windows 7 ships on october 26. when that day comes, you’ll start to see (if you haven’t already) a lot of reviews. i’m guessing most of them will be very positive.
here’s the thing: windows 7 is a very good operating system. it’s generations better than previous versions of windows and will definitely give OSX a run for its money. there are new innovations in win 7 — actual, useful innovations in how to manage your windows, shortcuts, and desktop. stunning new visual effects that put earlier versions of windows to shame that actually work without slowing your computer to a crawl, and compare with what Apple has done for years. even intelligent and functional troubleshooting support when you have problems.
and i should know: i’ve been using windows 7 for months.
what microsoft realized after vista is that image — more than the product itself — is everything. this was proven when they did their mojave experiment, a bait-and-switch product test of vista which gave people (who had already decided not to upgrade to Windows Vista) a glimpse at a “new” operating system (actually Vista in disguise). what these people realized is that when they actually saw Vista, they liked it. but the knowledge that microsoft had actually succeeded in making an operating system that people really liked alone wasn’t enough to salvage Vista’s bad rep. could they still be battling the negative public opinion of the company since their antitrust case in the 90s? microsoft needed to go one step further than they did with vista: they needed to make a great operating system that far surpassed anything they’d done before, and they needed to repair their broken image. so they held a public beta of the new windows 7 operating system and gave it to the one group of people that mattered the most: the geeks.

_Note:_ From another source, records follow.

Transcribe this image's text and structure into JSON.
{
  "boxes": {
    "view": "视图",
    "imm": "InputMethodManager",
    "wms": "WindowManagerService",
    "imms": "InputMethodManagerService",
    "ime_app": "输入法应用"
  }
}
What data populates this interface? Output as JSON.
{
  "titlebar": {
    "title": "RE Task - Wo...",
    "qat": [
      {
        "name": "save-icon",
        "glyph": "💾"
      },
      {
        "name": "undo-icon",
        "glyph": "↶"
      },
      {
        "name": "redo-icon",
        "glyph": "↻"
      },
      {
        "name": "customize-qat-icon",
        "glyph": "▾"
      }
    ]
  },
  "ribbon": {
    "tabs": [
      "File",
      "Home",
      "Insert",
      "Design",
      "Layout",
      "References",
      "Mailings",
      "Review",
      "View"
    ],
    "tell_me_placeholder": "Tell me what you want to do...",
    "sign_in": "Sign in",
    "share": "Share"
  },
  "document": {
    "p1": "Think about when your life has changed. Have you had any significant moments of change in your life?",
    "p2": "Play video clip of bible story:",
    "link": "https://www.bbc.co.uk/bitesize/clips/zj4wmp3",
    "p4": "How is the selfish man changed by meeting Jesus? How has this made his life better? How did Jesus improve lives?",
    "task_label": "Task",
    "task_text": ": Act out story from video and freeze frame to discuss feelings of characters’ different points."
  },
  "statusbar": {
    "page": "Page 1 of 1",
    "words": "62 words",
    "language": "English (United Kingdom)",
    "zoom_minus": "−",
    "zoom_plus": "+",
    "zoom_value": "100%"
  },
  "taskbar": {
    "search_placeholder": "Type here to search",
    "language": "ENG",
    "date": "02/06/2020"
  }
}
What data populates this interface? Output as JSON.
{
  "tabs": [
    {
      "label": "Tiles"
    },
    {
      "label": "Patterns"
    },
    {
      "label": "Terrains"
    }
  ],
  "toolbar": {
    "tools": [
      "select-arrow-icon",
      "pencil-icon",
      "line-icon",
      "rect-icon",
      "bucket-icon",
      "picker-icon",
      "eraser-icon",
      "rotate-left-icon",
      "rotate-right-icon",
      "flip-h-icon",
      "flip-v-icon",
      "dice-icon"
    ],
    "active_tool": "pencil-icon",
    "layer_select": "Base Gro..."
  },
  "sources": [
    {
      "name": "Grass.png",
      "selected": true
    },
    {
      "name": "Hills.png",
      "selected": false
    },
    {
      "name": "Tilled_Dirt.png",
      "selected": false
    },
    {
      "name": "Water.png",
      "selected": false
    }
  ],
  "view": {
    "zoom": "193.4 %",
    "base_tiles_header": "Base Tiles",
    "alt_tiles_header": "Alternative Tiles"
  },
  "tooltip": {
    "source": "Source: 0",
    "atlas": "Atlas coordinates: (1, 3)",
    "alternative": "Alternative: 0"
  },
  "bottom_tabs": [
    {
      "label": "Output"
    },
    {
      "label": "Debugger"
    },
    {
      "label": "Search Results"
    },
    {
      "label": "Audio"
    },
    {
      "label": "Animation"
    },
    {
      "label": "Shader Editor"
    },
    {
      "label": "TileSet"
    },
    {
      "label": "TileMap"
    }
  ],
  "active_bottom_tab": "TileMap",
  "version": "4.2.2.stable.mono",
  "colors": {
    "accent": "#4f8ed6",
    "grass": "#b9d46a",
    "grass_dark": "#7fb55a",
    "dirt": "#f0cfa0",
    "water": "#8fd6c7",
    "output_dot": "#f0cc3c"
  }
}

let’s face it, geeks weren’t behind vista. the heavy-handed addition of new gadgets and visual effects (at the expense of speed and reliability) and extra security measures (like User Access Control — invariably the first thing people turn off on a vista installation) made geeks rail against the operating system. sales and public opinion were so bad that they extended support (and sales) for windows xp — many of us in the geek crowd saw this as a) admission of failure and b) an apology. i used vista — it wasn’t all bad. it was slow, and the network security measures made accessing my samba shared folder slow (something that carries over into win 7) was obnoxious. but many of the complaints against vista could be overlooked or turned off. but vista also got a lot of things right. like, for example, that an appealing visual interface matters — something Apple has known for a long time. and that, for 99% of their users, ease-of-use and accessibility is important — make everything easy to find and use — evidenced by some of the explorer upgrades (albeit undermined by UAC).
this wasn’t the first time microsoft previewed their new operating system. however, it was the largest scale public beta they’ve ever done. windows 7 picks up where vista left off and adds performance to the mix. i won’t go into the list of features as this is less of a product review and more of a testimonial. if you want a full features overview, gizmodo has a roundup of their complete windows 7 coverage which is a good place to start. i was understandably reluctant when giz first announced the win 7 beta. great, a beta version of windows, i thought. as if windows didn’t have enough bugs in their released versions. a beta version of windows seemed to be asking for trouble. but the initial reviews showed only minimal problems, and a lot of benefits. not being overly attached to using a scrounged copy of vista, i went for it. and i’m glad i did. i love OSX, but the windows 7 experience (combined with the dock-clone for windows, objectdock ) makes me feel like i’m not missing out on something (except, maybe, garageband ).
here’s the real seller for microsoft, though, is this: windows 7 will be the first version of windows i’ve paid for since windows 98 . i used to do tech support, and in tech support, it was somewhat of a joke if someone admitted to paying for a copy of windows. everyone knew a list of places where they could get a copy for free — sometimes even just pilfering a corporate license from work. we all knew that windows was an accepted necessity (although, for a lot of us, myself included, not that much of a necessity, and we ran linux instead of, or in addition to windows), and many of us thought that we certainly were not going to pay money for something we spent all day trying to fix for other people. windows 7 changes that, and not because they’re doing a new Genuine Advantage thing. by giving it away to geeks, developers, and technophiles — and making it usable through summer 2010 to all beta and RC previewers — they’ve established that, this time at least, they’ve got their money where their mouth is: a great, feature-rich operating system that performs well and doesn’t suck. and i’m not alone in saying that i’d be willing to pay for that. glancing at the comments over at gizmodo, that sentiment echoes among many others. for my own part, i really would rather use a legitimate license than be forced to find a hack or a workaround — it gets tiresome. being a part of the beta and RC preview, it was relieving to not have to worry about that. maybe i’m getting older and this is a new, more conservative me talking. and the limited-time pre-order prices ($60 for Home edition, regular $199) helped a lot. but it’s just like file sharing in music — if i hear something i like, i’m more likely to pay money for it, either go to the show or buy the cd.
we’re still a little over a month away, but i’m predicting windows 7 will be a huge success. and i challenge you to find a review of windows 7 that says it sucks and isn’t written by a semi-literate neanderthal on a bulletin board. the question isn’t whether it’s good this time. the question is whether it’s good enough that it’s a rightful standard, or just another necessary evil.